Winter Makes a Comeback in Utah

By Yeti Mar 6, 2018
Mother Nature provided the goods when the ridge of high pressure that was torturing Utah, and neighboring states, weakened and dropped over 120" in 30 days.
Winter Makes a Comeback in Utah

This weather discussion and season outlook is provided by Evan Thayer of OpenSnow.

It’s no secret that the vast majority of the western United States had a tough start to their ski season. The snow that is normally plentiful just wasn’t consistently falling. Utah was no exception. 

Typically our season really gets going after November 1st, and from then on, we just pile up the snow. But this year was different. Through the end of January, and even the first week of February, Utah ski resorts had received only 80-120” of snow. This might sound like a decent amount, but typically these same resorts would have seasonal totals in the 150-250” range at this time. We were still skiing top-to-bottom at almost all resorts, but it just wasn’t the typical powder-filled Utah winter we’ve come to expect as almost a birthright. 

In early February, the snow was confined to just the high elevations of Utah, as seen on this NASA satellite image taken on February 7, 2018. Images courtesy of NASA/NOAA

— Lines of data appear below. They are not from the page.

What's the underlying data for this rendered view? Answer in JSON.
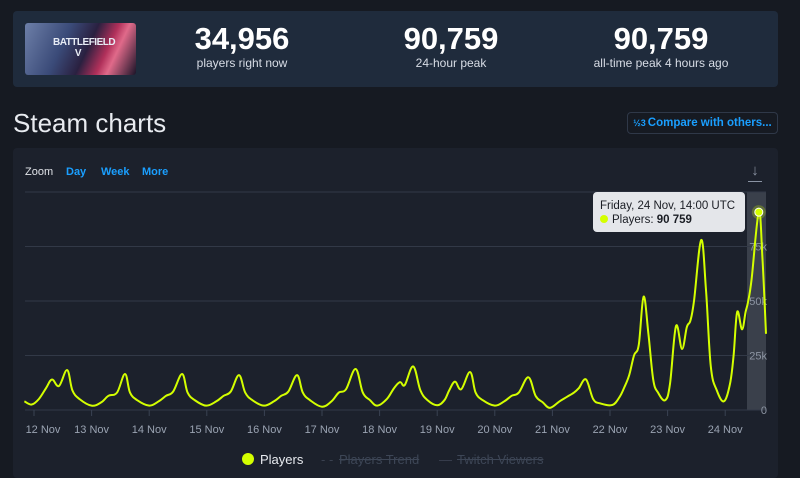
{
  "game": {
    "cover_text": "BATTLEFIELD V"
  },
  "stats": [
    {
      "value": "34,956",
      "label": "players right now"
    },
    {
      "value": "90,759",
      "label": "24-hour peak"
    },
    {
      "value": "90,759",
      "label": "all-time peak 4 hours ago"
    }
  ],
  "section_title": "Steam charts",
  "compare_button": {
    "icon": "fraction-icon",
    "icon_text": "½3",
    "label": "Compare with others..."
  },
  "zoom": {
    "label": "Zoom",
    "options": [
      "Day",
      "Week",
      "More"
    ]
  },
  "download_icon": "download-icon",
  "tooltip": {
    "date": "Friday, 24 Nov, 14:00 UTC",
    "series": "Players:",
    "value": "90 759"
  },
  "legend": [
    {
      "label": "Players",
      "active": true
    },
    {
      "label": "Players Trend",
      "active": false
    },
    {
      "label": "Twitch Viewers",
      "active": false
    }
  ],
  "colors": {
    "line": "#d4ff00",
    "accent": "#1a9fff"
  },
  "chart_data": {
    "type": "line",
    "x_unit": "hours since 12 Nov 00:00 UTC",
    "x_range": [
      -4,
      305
    ],
    "x_ticks": [
      "12 Nov",
      "13 Nov",
      "14 Nov",
      "15 Nov",
      "16 Nov",
      "17 Nov",
      "18 Nov",
      "19 Nov",
      "20 Nov",
      "21 Nov",
      "22 Nov",
      "23 Nov",
      "24 Nov"
    ],
    "y_ticks": [
      "0",
      "25k",
      "50k",
      "75k"
    ],
    "ylim": [
      0,
      100000
    ],
    "grid": true,
    "series": [
      {
        "name": "Players",
        "points": [
          [
            -4,
            4000
          ],
          [
            -1,
            2500
          ],
          [
            2,
            5000
          ],
          [
            5,
            10000
          ],
          [
            7.5,
            14000
          ],
          [
            10.4,
            11000
          ],
          [
            13.8,
            18300
          ],
          [
            16,
            9000
          ],
          [
            19,
            5000
          ],
          [
            24,
            2000
          ],
          [
            28,
            3500
          ],
          [
            31,
            6500
          ],
          [
            34.6,
            8000
          ],
          [
            37.9,
            16500
          ],
          [
            40,
            8000
          ],
          [
            43,
            4500
          ],
          [
            48,
            2000
          ],
          [
            52,
            4000
          ],
          [
            55,
            6500
          ],
          [
            58,
            8500
          ],
          [
            61.7,
            16500
          ],
          [
            64,
            8000
          ],
          [
            67,
            4500
          ],
          [
            71.7,
            2000
          ],
          [
            76,
            4000
          ],
          [
            79,
            6500
          ],
          [
            82,
            8500
          ],
          [
            85.4,
            16000
          ],
          [
            88,
            8000
          ],
          [
            91,
            4500
          ],
          [
            95.8,
            2000
          ],
          [
            100,
            4000
          ],
          [
            103,
            6500
          ],
          [
            106,
            8500
          ],
          [
            109.6,
            16000
          ],
          [
            112,
            8000
          ],
          [
            115,
            4500
          ],
          [
            120,
            1500
          ],
          [
            124,
            4000
          ],
          [
            127,
            8000
          ],
          [
            130,
            9500
          ],
          [
            134,
            18800
          ],
          [
            137,
            8000
          ],
          [
            140,
            4500
          ],
          [
            143,
            2000
          ],
          [
            147,
            5000
          ],
          [
            150,
            10000
          ],
          [
            152.5,
            12800
          ],
          [
            154.5,
            11500
          ],
          [
            158,
            20000
          ],
          [
            161,
            9000
          ],
          [
            164,
            4500
          ],
          [
            168,
            2200
          ],
          [
            171,
            4500
          ],
          [
            173,
            9000
          ],
          [
            175.4,
            13000
          ],
          [
            178,
            9500
          ],
          [
            181.7,
            17400
          ],
          [
            184,
            8000
          ],
          [
            187,
            4500
          ],
          [
            192,
            2000
          ],
          [
            196,
            4000
          ],
          [
            199,
            6500
          ],
          [
            202,
            8000
          ],
          [
            206,
            15000
          ],
          [
            209,
            6500
          ],
          [
            212,
            3500
          ],
          [
            215,
            1000
          ],
          [
            219,
            4000
          ],
          [
            222,
            6000
          ],
          [
            225,
            8000
          ],
          [
            227,
            10000
          ],
          [
            230,
            14000
          ],
          [
            233,
            5000
          ],
          [
            236,
            3000
          ],
          [
            241,
            2300
          ],
          [
            244,
            6000
          ],
          [
            246,
            10500
          ],
          [
            248,
            16000
          ],
          [
            250,
            25000
          ],
          [
            252,
            30000
          ],
          [
            254,
            52000
          ],
          [
            256,
            35000
          ],
          [
            258,
            14000
          ],
          [
            260,
            8000
          ],
          [
            263,
            4500
          ],
          [
            265,
            12000
          ],
          [
            267.5,
            38500
          ],
          [
            270,
            28000
          ],
          [
            272,
            38000
          ],
          [
            273.5,
            41000
          ],
          [
            275,
            50000
          ],
          [
            278,
            78000
          ],
          [
            280,
            55000
          ],
          [
            282,
            20000
          ],
          [
            284.5,
            9000
          ],
          [
            287.5,
            4000
          ],
          [
            290,
            12000
          ],
          [
            291.5,
            25000
          ],
          [
            293,
            45000
          ],
          [
            295,
            37000
          ],
          [
            296.5,
            45000
          ],
          [
            297.5,
            49500
          ],
          [
            299,
            60000
          ],
          [
            302,
            90759
          ],
          [
            303.5,
            70000
          ],
          [
            305,
            34956
          ]
        ]
      }
    ]
  }
}
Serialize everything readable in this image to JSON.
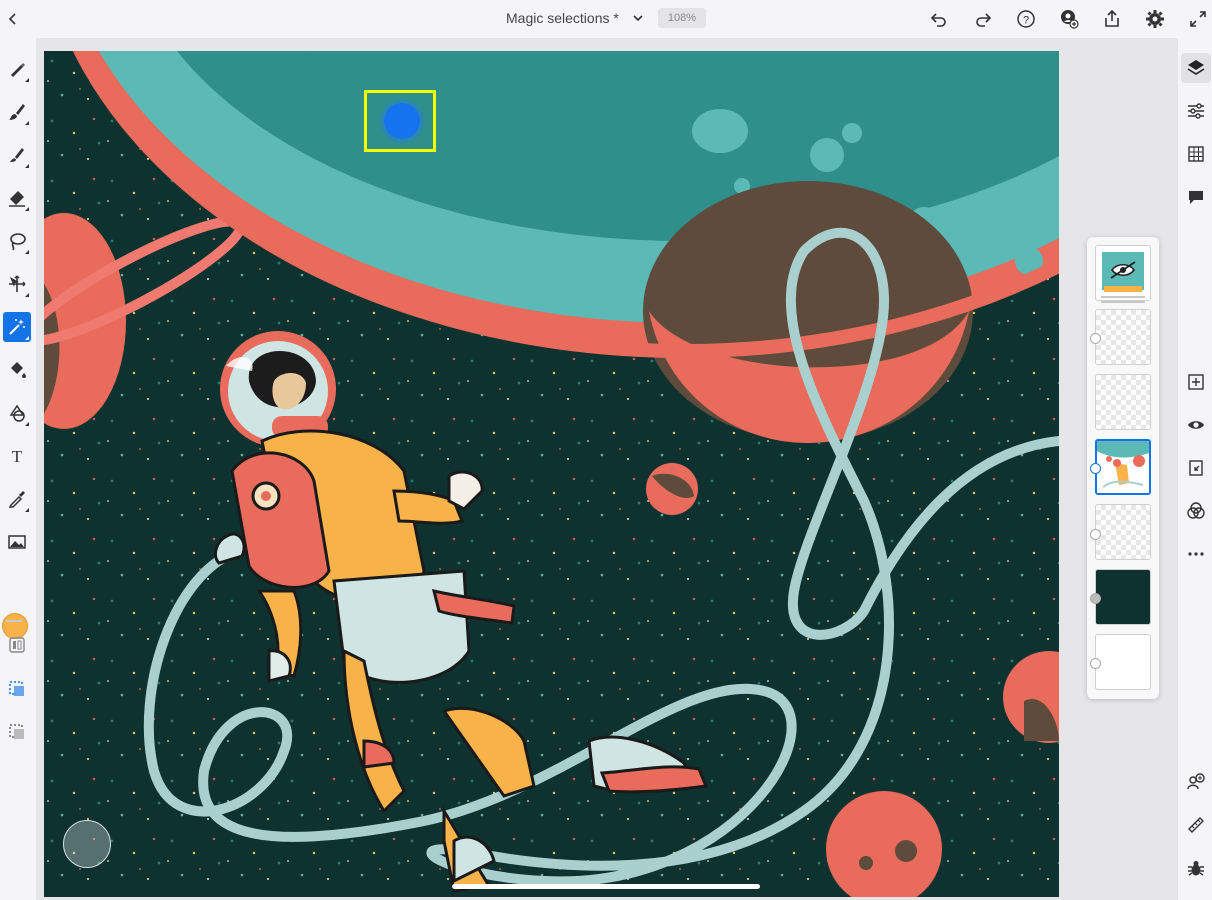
{
  "app": {
    "doc_title": "Magic selections *",
    "zoom": "108%"
  },
  "top_icons": [
    "back-icon",
    "chevron-down-icon",
    "undo-icon",
    "redo-icon",
    "help-icon",
    "user-icon",
    "share-icon",
    "gear-icon",
    "fullscreen-icon"
  ],
  "left_tools": [
    "brush-icon",
    "brush-paint-icon",
    "smudge-icon",
    "eraser-icon",
    "lasso-icon",
    "move-icon",
    "magic-wand-icon",
    "fill-icon",
    "shape-icon",
    "type-icon",
    "eyedropper-icon",
    "image-icon"
  ],
  "active_tool": "magic-wand-icon",
  "current_color": "#f7b24a",
  "right_tools": [
    "layers-icon",
    "adjustments-icon",
    "grid-icon",
    "comment-icon",
    "add-layer-icon",
    "visibility-icon",
    "import-icon",
    "blend-icon",
    "more-icon",
    "avatar-icon",
    "ruler-icon",
    "bug-icon"
  ],
  "layers": [
    {
      "name": "artwork-group",
      "type": "group",
      "hidden": true
    },
    {
      "name": "transparent-1",
      "type": "empty"
    },
    {
      "name": "transparent-2",
      "type": "empty"
    },
    {
      "name": "astronaut",
      "type": "art",
      "selected": true
    },
    {
      "name": "transparent-3",
      "type": "empty"
    },
    {
      "name": "dark-background",
      "type": "fill",
      "color": "#0d3230"
    },
    {
      "name": "white-background",
      "type": "fill",
      "color": "#ffffff"
    }
  ]
}
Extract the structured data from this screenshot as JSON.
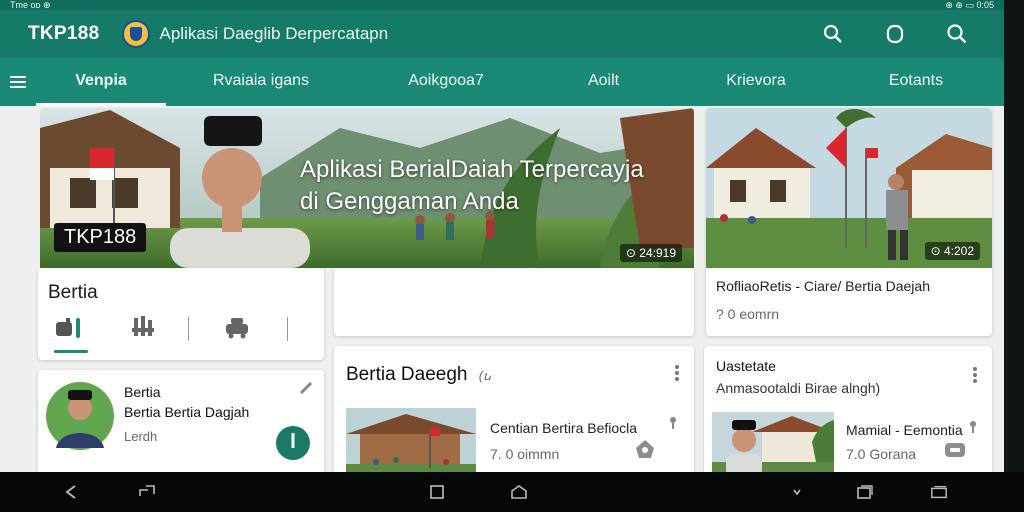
{
  "status": {
    "left": "Tme ᴏᴅ ⊕",
    "right": "⊕ ⊕ ▭ 0:05"
  },
  "app": {
    "brand": "TKP188",
    "title": "Aplikasi Daeglib Derpercatapn"
  },
  "tabs": [
    {
      "label": "Venpia",
      "active": true
    },
    {
      "label": "Rvaiaia igans"
    },
    {
      "label": "Aoikgooa7"
    },
    {
      "label": "Aoilt"
    },
    {
      "label": "Krievora"
    },
    {
      "label": "Eotants"
    }
  ],
  "hero": {
    "title_l1": "Aplikasi BerialDaiah Terpercayja",
    "title_l2": "di Genggaman Anda",
    "badge": "TKP188",
    "stat": "⊙ 24:919"
  },
  "side_hero": {
    "stat": "⊙ 4:202",
    "caption": "RofliaoRetis - Ciare/ Bertia Daejah",
    "meta": "? 0 eomrn"
  },
  "berita_card": {
    "title": "Bertia"
  },
  "profile_card": {
    "name": "Bertia",
    "subtitle": "Bertia Bertia Dagjah",
    "meta": "Lerdh",
    "fab": "ꟾ"
  },
  "daerah_card": {
    "title": "Bertia Daeegh",
    "title_suffix": "(ꭎ",
    "item_title": "Centian Bertira Befiocla",
    "item_meta": "7. 0 oimmn"
  },
  "right_card": {
    "title": "Uastetate",
    "subtitle": "Anmasootaldi Birae alngh)",
    "item_title": "Mamial - Eemontia",
    "item_meta": "7.0 Gorana"
  }
}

Utah From Above

Luckily, things started to change during the second week of February. The stubborn ridge of high pressure that had been keeping us dry started to weaken and shift west into the Pacific Ocean. This allowed a series of relatively weak, but cold systems to enter the region. After the middle of February, we started seeing frequent powder days with overachieving storms. President’s Day weekend featured some of the best powder of the season. This pattern of frequent, cold storms continued thru the end of February. 

As we entered March, the ridge of high pressure in the Pacific continued to retrograde (move west). This allowed the trough of low pressure to also shift west. In this pattern, the storms are able to track over the eastern Pacific Ocean before pushing inland. This over-water trajectory allows them to pick up more moisture. Sure enough, over the past few days, one such storm pushed into California, bringing heavy snowfall to the Sierra Nevada. By the time the storm reached Utah this past weekend, it had plenty of moisture remaining as well as cold air from the arctic. Heavy snow fell with the cold front Saturday night into Sunday (March 3-4), followed by a cold northwest flow that favored locations such as Alta Ski Area and Snowbird. In total, over 30” of new snow fell in Little Cottonwood Canyon, making it our biggest single storm so far this season. 

Due to this pattern of frequent storms, which culminated in the big storm this past weekend, Alta has now received 120 INCHES of new snow over the past 30 days! Here are graphs showing Utah's recent goods from Ski Utah's snow report. 

Alta Snow Levels

Notice the frequent storms with the biggest of all just this past weekend. Up north, places like Powder Mountain also saw frequent storms which piled up, allowing them to get Paradise Lift open last weekend. In total, 74 inches of new snow in the past 30 days at PowMow:

Powder Mountain Snow Levels

But it wasn’t just Northern Utah getting the snow, Southern Utah resorts also benefitted greatly with Brian Head Ski Resort receiving 73” of new snow this past month: 

Brian Head Snow Levels

Eagle Point resort outside of Beaver, Utah was able to re-open a couple weeks ago and celebrated with 15” of fresh snow this weekend.

Because these storms have been cold, the snow quality has been incredible and the powder lasts for several days after the storm. Even the valleys have been seeing frequent snowfall. The satellite imagery now is in stark contrast to what we saw at the beginning of February. Now, much of the state is covered in a blanket of white (image from March 5, 2018): 

Utah From Above March

So after a great start to the month of March, will the stormy pattern continue? Right now it looks like we will have a bit of a break in the action, but long-range models are currently favoring stormy and cold weather returning for the second half of the month. March is actually my favorite month to ski in Utah. It’s one of our snowiest months, we have a deep base, and some of the tourists and locals alike are moving on to more Spring-like activities so the mountains are often empty. It’s too early to call this a “Miracle March”, but we’ve certainly had a good start coming off a great second half of February. 

Here is product testing at its finest from this past weekend with our author Evan

Winter has most definitely made a comeback here in Utah!